▸ **Work item**
Scan the entries for lines with the word "value", then copy those lines.

[Data about app and page elements]
• • • •

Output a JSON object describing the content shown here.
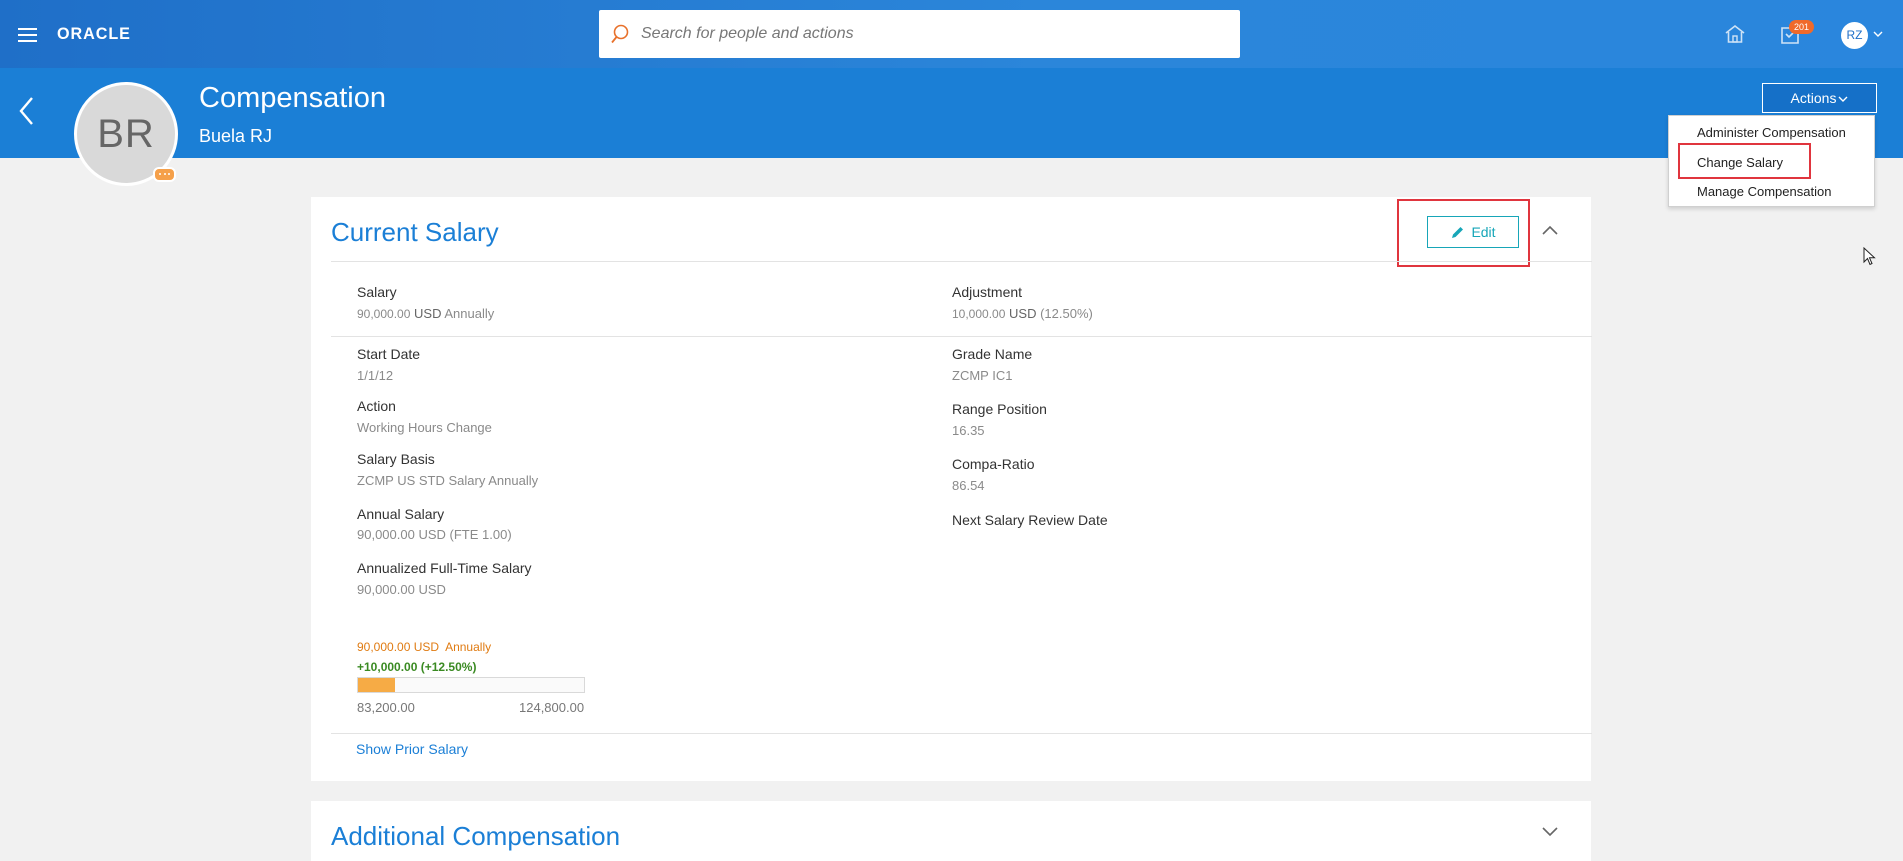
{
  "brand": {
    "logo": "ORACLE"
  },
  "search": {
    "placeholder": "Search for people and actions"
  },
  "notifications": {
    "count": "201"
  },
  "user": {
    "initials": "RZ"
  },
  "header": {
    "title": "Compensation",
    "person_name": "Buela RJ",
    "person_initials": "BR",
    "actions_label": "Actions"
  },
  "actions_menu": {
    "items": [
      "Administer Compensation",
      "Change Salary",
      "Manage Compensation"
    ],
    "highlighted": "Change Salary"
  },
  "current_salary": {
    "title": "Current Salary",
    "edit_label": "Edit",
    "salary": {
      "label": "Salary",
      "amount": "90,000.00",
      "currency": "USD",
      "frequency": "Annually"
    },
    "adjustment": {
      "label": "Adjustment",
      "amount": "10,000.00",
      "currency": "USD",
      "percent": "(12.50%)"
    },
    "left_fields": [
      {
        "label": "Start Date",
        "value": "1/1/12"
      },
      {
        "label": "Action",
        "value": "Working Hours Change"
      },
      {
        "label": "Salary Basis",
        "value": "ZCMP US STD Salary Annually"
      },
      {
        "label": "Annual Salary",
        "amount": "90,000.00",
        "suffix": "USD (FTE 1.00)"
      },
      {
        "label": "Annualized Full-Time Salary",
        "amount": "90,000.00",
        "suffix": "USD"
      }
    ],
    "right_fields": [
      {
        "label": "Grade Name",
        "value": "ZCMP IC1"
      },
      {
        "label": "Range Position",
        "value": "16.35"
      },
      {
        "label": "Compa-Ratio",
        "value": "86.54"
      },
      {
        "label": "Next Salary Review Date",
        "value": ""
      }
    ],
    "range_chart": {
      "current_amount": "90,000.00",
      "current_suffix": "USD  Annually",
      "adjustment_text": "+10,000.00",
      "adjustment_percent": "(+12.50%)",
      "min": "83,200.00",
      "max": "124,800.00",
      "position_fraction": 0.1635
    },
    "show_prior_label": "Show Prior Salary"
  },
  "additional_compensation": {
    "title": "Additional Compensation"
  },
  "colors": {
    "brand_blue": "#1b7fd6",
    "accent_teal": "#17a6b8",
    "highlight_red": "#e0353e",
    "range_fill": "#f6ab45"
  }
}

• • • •

▸ **Result of the task**
        "value": "1/1/12"
        "value": "Working Hours Change"
        "value": "ZCMP US STD Salary Annually"
        "value": "ZCMP IC1"
        "value": "16.35"
        "value": "86.54"
        "value": ""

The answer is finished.